Procalcitonin (PCT) is a diagnostic biomarker for bacterial infections in critically ill patients. However, the cut-off value of PCT for the diagnosis of bacterial infections is unclear and unreliable. This study aimed to determine the optimal cut-off value of PCT for the diagnosis of bacterial infections in critically ill patients. Materials and Methods: We conducted a retrospective study involving 311 adult patients who had been admitted to the medical or surgical intensive care unit for more than 24 hours from 2013 to 2015. At least one blood test for PCT level was performed for all patients within the first 24 hours of suspecting an infection. Results: One hundred and fifty-seven patients had bacterial infections, while 154 did not. Patients with bacterial infections had a significantly higher median PCT level than those without bacterial infections (1.90 ng/mL vs. 0.16 ng/mL, P <0.001). The area under the receiver operating characteristic curve of PCT for discriminating between bacterial and non-bacterial infections was 0.874 (95% confidence interval: 0.834, 0.914; P <0.001). The optimal cut-off value of PCT for differentiating between fevers due to bacterial infections from those due to non-bacterial infections was 0.5 ng/mL, with a sensitivity of 84.7%, specificity of 79.9%, positive predictive value of 81.1%, and negative predictive value of 83.7%.Conclusion:PCT was found to be an accurate biomarker for the diagnosis of bacterial infections among patients admitted to medical and surgical intensive care units.
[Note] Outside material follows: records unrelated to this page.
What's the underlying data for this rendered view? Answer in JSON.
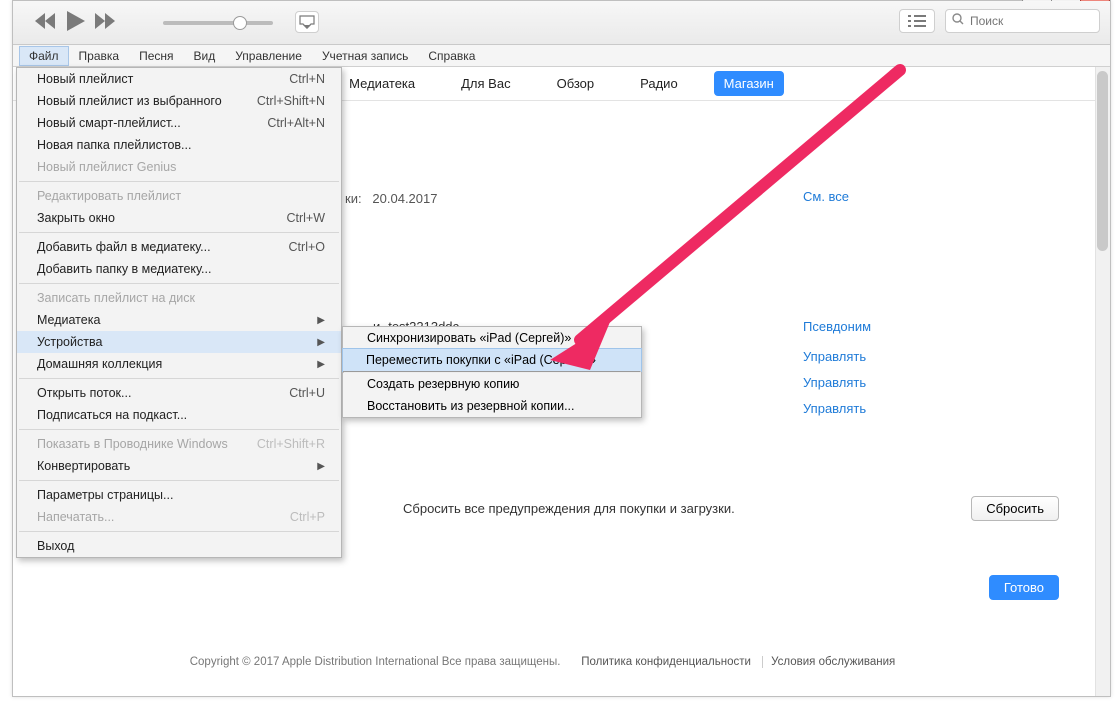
{
  "search_placeholder": "Поиск",
  "menubar": [
    "Файл",
    "Правка",
    "Песня",
    "Вид",
    "Управление",
    "Учетная запись",
    "Справка"
  ],
  "navtabs": {
    "items": [
      "Медиатека",
      "Для Вас",
      "Обзор",
      "Радио",
      "Магазин"
    ],
    "selected": "Магазин"
  },
  "body": {
    "date_label": "ки:",
    "date_value": "20.04.2017",
    "see_all": "См. все",
    "mid_text_prefix": "и·   ",
    "mid_text": "test2213ddc",
    "links": {
      "l1": "Псевдоним",
      "l2": "Управлять",
      "l3": "Управлять",
      "l4": "Управлять"
    },
    "reset_text": "Сбросить все предупреждения для покупки и загрузки.",
    "reset_btn": "Сбросить",
    "done_btn": "Готово"
  },
  "footer": {
    "copyright": "Copyright © 2017 Apple Distribution International Все права защищены.",
    "privacy": "Политика конфиденциальности",
    "terms": "Условия обслуживания"
  },
  "file_menu": [
    {
      "t": "item",
      "label": "Новый плейлист",
      "sc": "Ctrl+N"
    },
    {
      "t": "item",
      "label": "Новый плейлист из выбранного",
      "sc": "Ctrl+Shift+N"
    },
    {
      "t": "item",
      "label": "Новый смарт-плейлист...",
      "sc": "Ctrl+Alt+N"
    },
    {
      "t": "item",
      "label": "Новая папка плейлистов..."
    },
    {
      "t": "item",
      "label": "Новый плейлист Genius",
      "disabled": true
    },
    {
      "t": "sep"
    },
    {
      "t": "item",
      "label": "Редактировать плейлист",
      "disabled": true
    },
    {
      "t": "item",
      "label": "Закрыть окно",
      "sc": "Ctrl+W"
    },
    {
      "t": "sep"
    },
    {
      "t": "item",
      "label": "Добавить файл в медиатеку...",
      "sc": "Ctrl+O"
    },
    {
      "t": "item",
      "label": "Добавить папку в медиатеку..."
    },
    {
      "t": "sep"
    },
    {
      "t": "item",
      "label": "Записать плейлист на диск",
      "disabled": true
    },
    {
      "t": "sub",
      "label": "Медиатека"
    },
    {
      "t": "sub",
      "label": "Устройства",
      "hl": true
    },
    {
      "t": "sub",
      "label": "Домашняя коллекция"
    },
    {
      "t": "sep"
    },
    {
      "t": "item",
      "label": "Открыть поток...",
      "sc": "Ctrl+U"
    },
    {
      "t": "item",
      "label": "Подписаться на подкаст..."
    },
    {
      "t": "sep"
    },
    {
      "t": "item",
      "label": "Показать в Проводнике Windows",
      "sc": "Ctrl+Shift+R",
      "disabled": true
    },
    {
      "t": "sub",
      "label": "Конвертировать"
    },
    {
      "t": "sep"
    },
    {
      "t": "item",
      "label": "Параметры страницы..."
    },
    {
      "t": "item",
      "label": "Напечатать...",
      "sc": "Ctrl+P",
      "disabled": true
    },
    {
      "t": "sep"
    },
    {
      "t": "item",
      "label": "Выход"
    }
  ],
  "devices_submenu": [
    {
      "label": "Синхронизировать «iPad (Сергей)»"
    },
    {
      "label": "Переместить покупки с «iPad (Сергей)»",
      "sel": true
    },
    {
      "t": "sep"
    },
    {
      "label": "Создать резервную копию"
    },
    {
      "label": "Восстановить из резервной копии..."
    }
  ]
}
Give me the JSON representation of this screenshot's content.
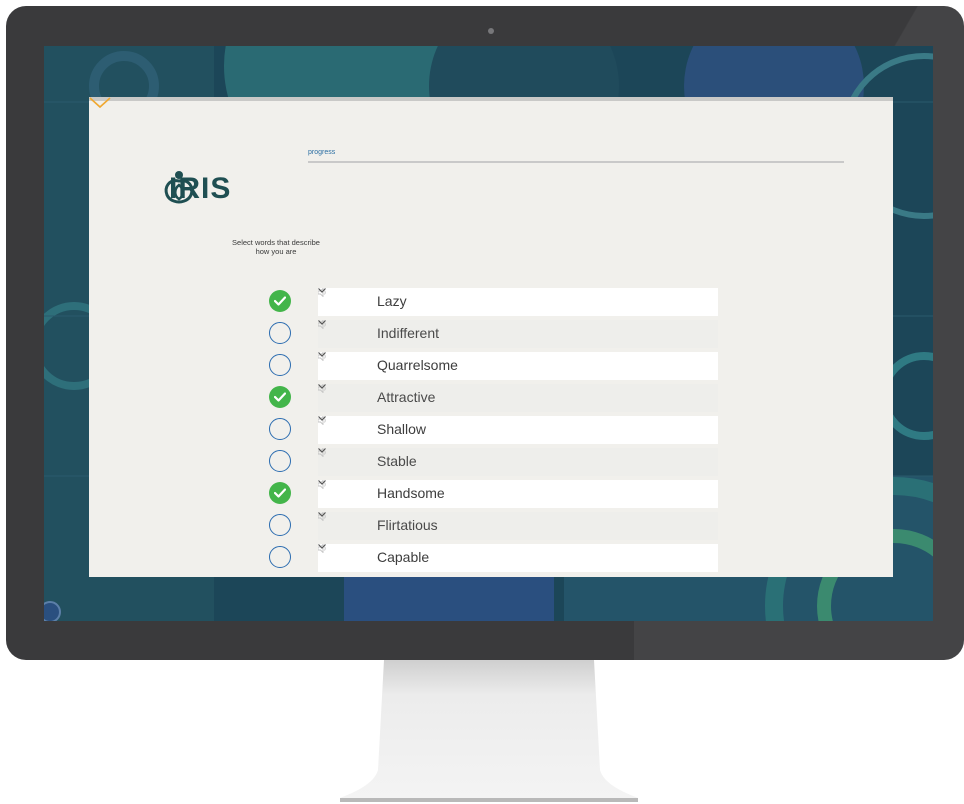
{
  "app": {
    "logo_text": "IRIS",
    "progress_label": "progress",
    "prompt_line1": "Select words that describe",
    "prompt_line2": "how you are"
  },
  "words": [
    {
      "label": "Lazy",
      "selected": true
    },
    {
      "label": "Indifferent",
      "selected": false
    },
    {
      "label": "Quarrelsome",
      "selected": false
    },
    {
      "label": "Attractive",
      "selected": true
    },
    {
      "label": "Shallow",
      "selected": false
    },
    {
      "label": "Stable",
      "selected": false
    },
    {
      "label": "Handsome",
      "selected": true
    },
    {
      "label": "Flirtatious",
      "selected": false
    },
    {
      "label": "Capable",
      "selected": false
    }
  ],
  "icons": {
    "speaker": "speaker-icon",
    "chevron": "chevron-down-icon",
    "check": "checkmark-icon"
  },
  "colors": {
    "accent_green": "#43b54a",
    "circle_blue": "#2b6cb0",
    "prompt_chevron": "#f0a830",
    "brand_teal": "#1f4f52",
    "progress_blue": "#2c6fa3"
  }
}
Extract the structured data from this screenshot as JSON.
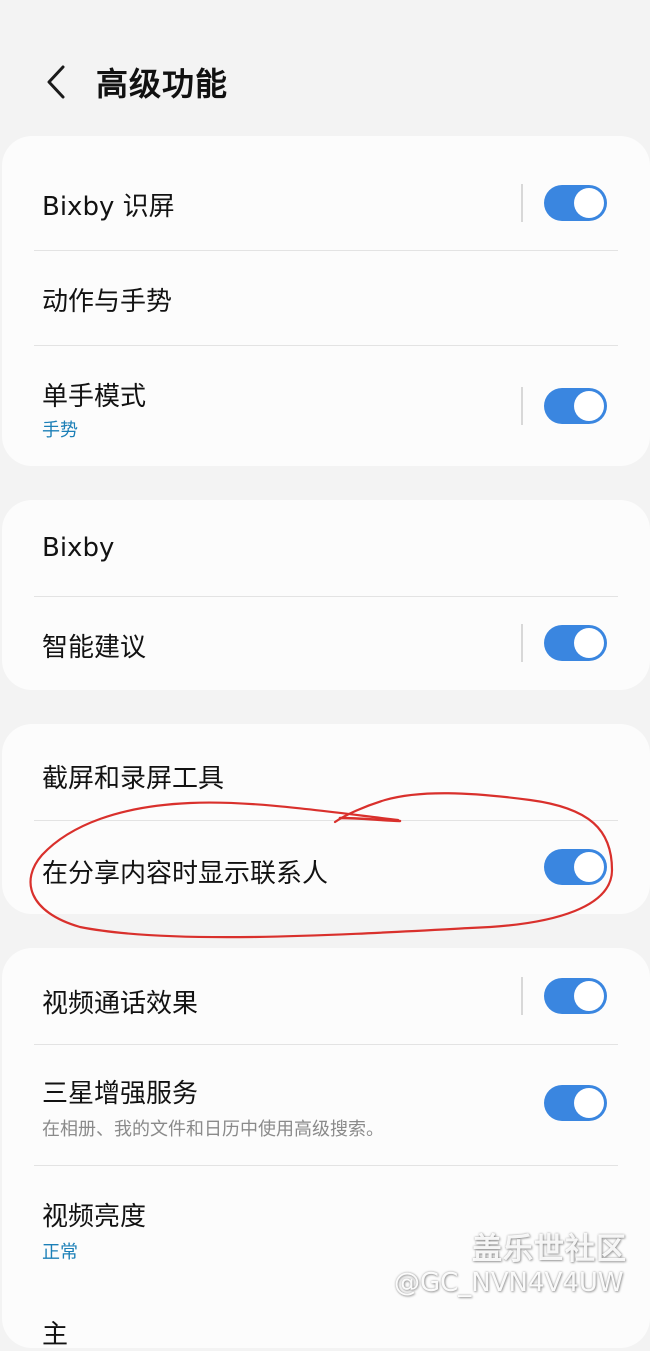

The optimal cut-off value of PCT for the diagnosis of bacterial infections was 0.5 ng/mL.
Keywords: Bacterial infections, Critical illness, Diagnosis, Procalcitonin.
Prognostic Value of Serum Procalcitonin level for the Diagnosis of Bacterial Infections in Critically-ill Patients
Faculty of Pharmacy, Siam University, Bangkok, Thailand